Second define **c.n2** as **ln(c.count)**. The value **c.n2** is theoretically unbounded. Well, actually it has a maximum value of about **ln(86400-3600) = 11.32418** (coming from the fact that we use discrete time, the algorithm time is accurate to the second, not fractions of seconds). This said, it is obvious that even if the process had to run for as long as 10 times the age of universe, **c.n2** would not come anywhere near this upper bound. The thing to remember here is that the bigger the collection (in terms of numbers of elements), the bigger **c.n2** is.

Now, given any real number **alpha** between 0 and 1, we define

**c.index(alpha) = alpha*c.n1 + (1-alpha)*c.n2**

In other words,

**c.index(alpha)**is the weighted average of

**c.n1**and

**c.n2**parameterised by

**alpha**. Given the above discussion, its theoretical maximum value is

**[11.36673,11.32418].max = 11.36673**.

Implementing the above is a trivial exercise, nothing difficult.

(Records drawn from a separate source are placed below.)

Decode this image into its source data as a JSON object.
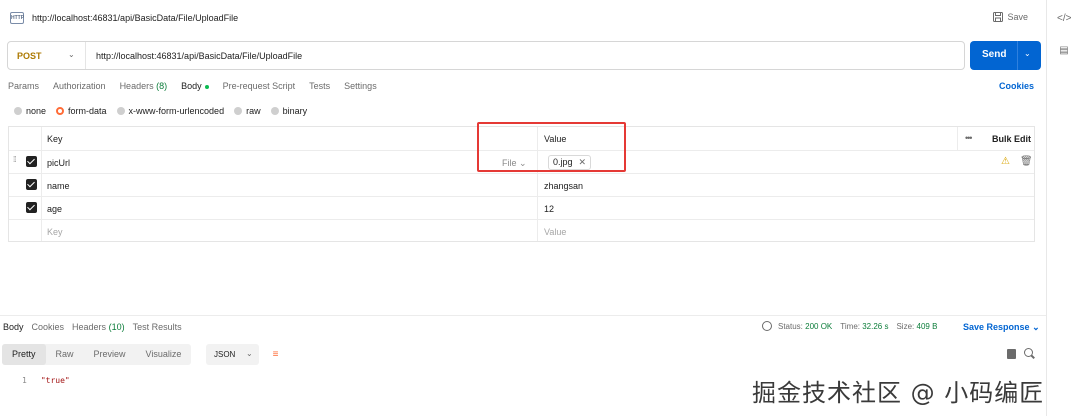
{
  "header": {
    "icon_text": "HTTP",
    "title": "http://localhost:46831/api/BasicData/File/UploadFile",
    "save_label": "Save"
  },
  "request": {
    "method": "POST",
    "url": "http://localhost:46831/api/BasicData/File/UploadFile",
    "send_label": "Send"
  },
  "tabs": {
    "params": "Params",
    "authorization": "Authorization",
    "headers": "Headers",
    "headers_count": "(8)",
    "body": "Body",
    "prerequest": "Pre-request Script",
    "tests": "Tests",
    "settings": "Settings",
    "cookies": "Cookies"
  },
  "body_types": {
    "none": "none",
    "form_data": "form-data",
    "urlencoded": "x-www-form-urlencoded",
    "raw": "raw",
    "binary": "binary",
    "selected": "form-data"
  },
  "table": {
    "key_header": "Key",
    "value_header": "Value",
    "more": "•••",
    "bulk_edit": "Bulk Edit",
    "rows": [
      {
        "key": "picUrl",
        "type": "File",
        "value": "0.jpg",
        "checked": true
      },
      {
        "key": "name",
        "value": "zhangsan",
        "checked": true
      },
      {
        "key": "age",
        "value": "12",
        "checked": true
      }
    ],
    "key_placeholder": "Key",
    "value_placeholder": "Value"
  },
  "response": {
    "tabs": {
      "body": "Body",
      "cookies": "Cookies",
      "headers": "Headers",
      "headers_count": "(10)",
      "test_results": "Test Results"
    },
    "status_label": "Status:",
    "status_value": "200 OK",
    "time_label": "Time:",
    "time_value": "32.26 s",
    "size_label": "Size:",
    "size_value": "409 B",
    "save_response": "Save Response",
    "views": {
      "pretty": "Pretty",
      "raw": "Raw",
      "preview": "Preview",
      "visualize": "Visualize"
    },
    "format": "JSON",
    "line_number": "1",
    "line_content": "\"true\""
  },
  "watermark": "掘金技术社区 @ 小码编匠",
  "colors": {
    "send": "#0265d2",
    "method": "#ad7a03",
    "accent": "#ff6c37",
    "highlight": "#e53935"
  }
}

You could display the current value of **alpha** in real time, and you have something to look at during your long days at work... With the above algorithm, the index of the collection jumps to a new value at each collection transition.

### Part 3

So now, let us push things a little bit. The value of alpha is not constant, but slowly alternate continuously between 0 and 1. The exact formula is

**0.5*sin(theta(time) + theta_{0}) + 0.5**

where

**theta(time)**is a linear function of time and

**theta_{0}**a constant called

**shift**. The function

**theta**is such that

**theta(time)**increases by

**2 * PI**in 24 hours. In other words

**alpha**"circles" from 0 to 1 and then back to 0 in 24 hours.

### Part 4

So now, I do not have one, but three collections running in parallel, and their shifts are **0**, **2*PI/3** and **4*PI/3**. Those values are not random, they put the shifts on the vertices of an equilateral triangle on the unit circle. (I hope you guys remember high school trigonometry ^_^)

With the above running, I call hydra index the absolute value of the biggest difference between any two collection indexes. In other words, the hydra index is

**[ abs(c1.index-c2.index), abs(c1.index-c3.index), abs(c2.index-c3.index) ].max**

This index jumps a little bit at each transition of one of the three collections and is continuously sensitive to the current time (remember that the underlying alphas depend on the time modulo 12 hours). Interestingly,

**c(+).adj_diffs.std_dev**is also sensitive to time, because

**c(+)**itself is. Also note that what I said that the end of the previous part is incorrect because actually the three collections do not have the same period. Their alphas "cycle" at different speeds. They do a complete circle in, respectively, 7, 13 and 29 hours.

The demon performs any possible transition and recomputes the index every few seconds. It also dumps the computational state to a file after each collection transition. This file is read at startup and the computation carries on.

I have a real time display of the three collections indexes and the main hydra index in alexandra's HUD.

### Part 5

One more thing... The demon also keeps track of hourly hydra indexes for the past 28 days. It then notify me (both in OSX Notification Center and activity-stream) every time the current index has broken the record of the past 28 days. Hydra has been running for few days and the current record is still relatively low, but it will increase during the next hours/days, and then in the long run, as previous records become older than 28 days and are discarded, I will get a notification.... once in a while.

My only problem, now is to decide what I am going to do every time a new record is broken... Something naughty :-)

### [update, 28th September]

The values of the three collection indexes composing the main hydra index (hydra) where particularly concentrated when I woke up this morning, resulting in the index having a particularly low value, so I modified the deamon to notifiy me on low record breaking values.